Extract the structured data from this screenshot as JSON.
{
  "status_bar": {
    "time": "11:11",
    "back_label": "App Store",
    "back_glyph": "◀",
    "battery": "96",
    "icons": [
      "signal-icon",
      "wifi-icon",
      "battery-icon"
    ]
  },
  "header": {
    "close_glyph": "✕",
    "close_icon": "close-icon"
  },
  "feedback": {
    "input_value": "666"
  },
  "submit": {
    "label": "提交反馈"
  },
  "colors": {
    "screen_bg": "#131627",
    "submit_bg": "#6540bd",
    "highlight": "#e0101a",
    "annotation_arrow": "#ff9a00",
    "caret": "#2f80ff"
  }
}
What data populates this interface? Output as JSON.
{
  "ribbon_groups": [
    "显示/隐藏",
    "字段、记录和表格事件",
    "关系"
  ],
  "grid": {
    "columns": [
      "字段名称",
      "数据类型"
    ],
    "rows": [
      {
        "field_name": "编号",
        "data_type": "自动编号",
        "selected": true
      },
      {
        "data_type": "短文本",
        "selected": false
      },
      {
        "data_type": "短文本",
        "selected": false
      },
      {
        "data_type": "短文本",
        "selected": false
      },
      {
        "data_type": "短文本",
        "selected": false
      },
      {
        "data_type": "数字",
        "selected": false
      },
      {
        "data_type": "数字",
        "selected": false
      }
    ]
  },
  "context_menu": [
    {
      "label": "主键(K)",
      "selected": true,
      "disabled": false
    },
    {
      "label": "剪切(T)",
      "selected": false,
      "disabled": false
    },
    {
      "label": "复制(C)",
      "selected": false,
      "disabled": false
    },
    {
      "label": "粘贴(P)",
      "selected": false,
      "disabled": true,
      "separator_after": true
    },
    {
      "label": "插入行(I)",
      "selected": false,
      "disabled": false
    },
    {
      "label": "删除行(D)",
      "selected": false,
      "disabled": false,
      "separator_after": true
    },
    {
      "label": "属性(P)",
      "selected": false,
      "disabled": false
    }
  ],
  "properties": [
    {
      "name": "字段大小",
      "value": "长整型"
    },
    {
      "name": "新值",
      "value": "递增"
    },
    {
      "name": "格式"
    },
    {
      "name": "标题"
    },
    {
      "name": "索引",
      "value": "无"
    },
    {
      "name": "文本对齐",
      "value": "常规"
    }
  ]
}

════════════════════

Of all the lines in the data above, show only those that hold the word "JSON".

Extract the structured data from this screenshot as JSON.
What data populates this interface? Output as JSON.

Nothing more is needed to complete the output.